Work item
When the string "icon" appears in a line of the records, show the whole line.

Given records
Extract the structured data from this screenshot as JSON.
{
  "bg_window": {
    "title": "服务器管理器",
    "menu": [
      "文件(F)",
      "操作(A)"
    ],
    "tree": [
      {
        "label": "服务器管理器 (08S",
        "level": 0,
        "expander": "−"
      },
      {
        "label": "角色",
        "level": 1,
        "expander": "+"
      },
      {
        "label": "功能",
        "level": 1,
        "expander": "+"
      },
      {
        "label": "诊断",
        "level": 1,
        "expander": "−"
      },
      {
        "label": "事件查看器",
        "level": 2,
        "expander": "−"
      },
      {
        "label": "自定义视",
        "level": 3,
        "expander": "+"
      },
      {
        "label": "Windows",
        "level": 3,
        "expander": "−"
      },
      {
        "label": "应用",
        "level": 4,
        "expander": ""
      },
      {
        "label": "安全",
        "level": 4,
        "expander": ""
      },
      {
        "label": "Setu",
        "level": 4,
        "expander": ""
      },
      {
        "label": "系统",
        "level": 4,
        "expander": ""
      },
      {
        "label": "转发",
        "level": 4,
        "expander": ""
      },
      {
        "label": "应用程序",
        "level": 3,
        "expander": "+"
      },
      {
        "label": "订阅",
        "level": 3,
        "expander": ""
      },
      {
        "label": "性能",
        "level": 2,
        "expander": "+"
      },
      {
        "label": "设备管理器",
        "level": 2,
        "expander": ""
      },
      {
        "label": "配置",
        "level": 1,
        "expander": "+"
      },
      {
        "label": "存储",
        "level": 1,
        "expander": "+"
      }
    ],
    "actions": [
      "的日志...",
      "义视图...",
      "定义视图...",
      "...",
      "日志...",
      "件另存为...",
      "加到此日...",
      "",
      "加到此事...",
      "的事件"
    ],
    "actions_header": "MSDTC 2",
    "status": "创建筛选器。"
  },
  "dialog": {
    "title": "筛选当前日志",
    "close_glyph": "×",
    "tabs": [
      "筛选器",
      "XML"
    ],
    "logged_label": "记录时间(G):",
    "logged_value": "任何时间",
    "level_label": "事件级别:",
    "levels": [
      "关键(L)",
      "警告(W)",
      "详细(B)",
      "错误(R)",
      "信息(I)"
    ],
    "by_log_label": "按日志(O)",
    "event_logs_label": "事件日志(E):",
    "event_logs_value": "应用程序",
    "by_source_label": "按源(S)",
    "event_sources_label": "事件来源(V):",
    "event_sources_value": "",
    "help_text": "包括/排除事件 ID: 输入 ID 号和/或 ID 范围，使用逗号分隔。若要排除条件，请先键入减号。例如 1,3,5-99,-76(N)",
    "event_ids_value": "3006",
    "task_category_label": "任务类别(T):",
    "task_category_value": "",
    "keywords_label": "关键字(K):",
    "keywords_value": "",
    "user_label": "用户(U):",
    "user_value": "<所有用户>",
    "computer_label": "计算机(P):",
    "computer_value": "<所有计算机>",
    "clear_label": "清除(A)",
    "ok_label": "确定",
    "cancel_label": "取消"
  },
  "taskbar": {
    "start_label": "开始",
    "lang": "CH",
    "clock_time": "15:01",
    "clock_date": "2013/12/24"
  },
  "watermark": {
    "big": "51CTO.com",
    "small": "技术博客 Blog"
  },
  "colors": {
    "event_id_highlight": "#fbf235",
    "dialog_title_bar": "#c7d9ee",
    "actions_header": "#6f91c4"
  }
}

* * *

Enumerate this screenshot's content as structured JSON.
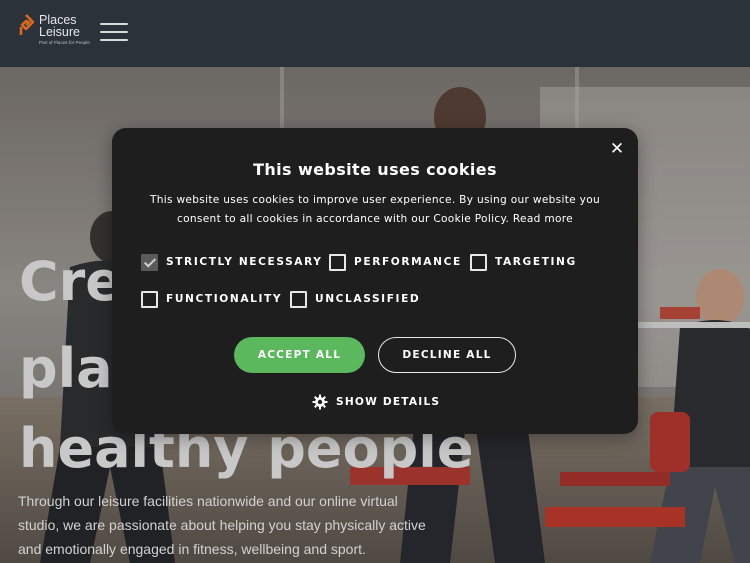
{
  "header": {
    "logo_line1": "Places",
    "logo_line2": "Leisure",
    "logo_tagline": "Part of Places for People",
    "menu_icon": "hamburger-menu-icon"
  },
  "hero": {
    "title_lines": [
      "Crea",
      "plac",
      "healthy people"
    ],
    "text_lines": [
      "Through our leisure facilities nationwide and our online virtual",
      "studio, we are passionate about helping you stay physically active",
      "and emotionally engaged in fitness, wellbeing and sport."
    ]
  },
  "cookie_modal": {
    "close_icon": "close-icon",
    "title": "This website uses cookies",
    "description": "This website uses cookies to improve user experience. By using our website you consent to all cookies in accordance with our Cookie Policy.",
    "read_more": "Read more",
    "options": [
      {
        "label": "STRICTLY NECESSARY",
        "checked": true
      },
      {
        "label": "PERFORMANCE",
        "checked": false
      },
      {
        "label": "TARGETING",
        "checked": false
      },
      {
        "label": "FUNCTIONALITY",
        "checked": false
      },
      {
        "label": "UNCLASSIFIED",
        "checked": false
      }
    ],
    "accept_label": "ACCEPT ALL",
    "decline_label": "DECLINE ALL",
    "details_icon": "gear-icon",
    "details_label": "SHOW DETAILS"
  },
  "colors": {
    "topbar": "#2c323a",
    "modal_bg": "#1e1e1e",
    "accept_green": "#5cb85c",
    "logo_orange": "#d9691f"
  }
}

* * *

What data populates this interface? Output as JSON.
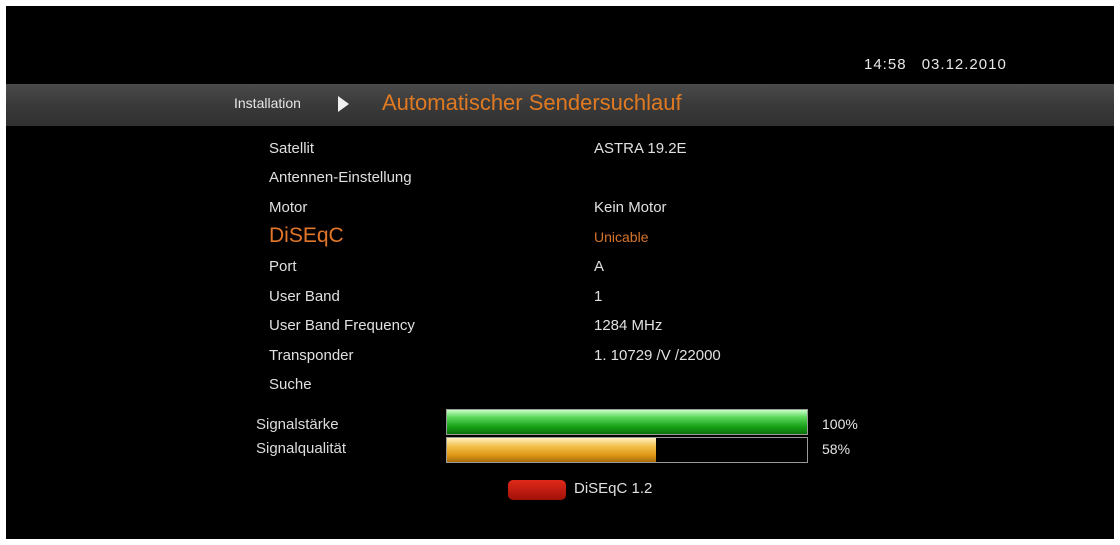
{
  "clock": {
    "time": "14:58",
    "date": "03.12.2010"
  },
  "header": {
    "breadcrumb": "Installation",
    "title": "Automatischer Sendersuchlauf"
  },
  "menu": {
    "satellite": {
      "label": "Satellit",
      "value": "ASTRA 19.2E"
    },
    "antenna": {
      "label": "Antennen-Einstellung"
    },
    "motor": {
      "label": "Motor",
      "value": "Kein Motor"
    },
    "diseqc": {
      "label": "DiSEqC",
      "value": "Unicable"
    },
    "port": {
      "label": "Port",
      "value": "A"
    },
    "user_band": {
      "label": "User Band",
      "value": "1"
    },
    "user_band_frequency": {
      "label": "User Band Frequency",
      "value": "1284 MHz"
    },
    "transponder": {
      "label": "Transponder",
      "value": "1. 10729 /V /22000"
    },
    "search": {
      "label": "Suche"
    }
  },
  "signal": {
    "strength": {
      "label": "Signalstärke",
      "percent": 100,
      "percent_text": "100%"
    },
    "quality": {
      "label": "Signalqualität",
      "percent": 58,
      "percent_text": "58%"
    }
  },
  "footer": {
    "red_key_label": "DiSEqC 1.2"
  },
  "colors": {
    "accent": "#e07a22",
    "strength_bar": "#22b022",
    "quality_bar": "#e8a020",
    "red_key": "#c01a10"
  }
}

Result of the exercise
    "menu_icon": "hamburger-menu-icon"
    "close_icon": "close-icon",
    "details_icon": "gear-icon",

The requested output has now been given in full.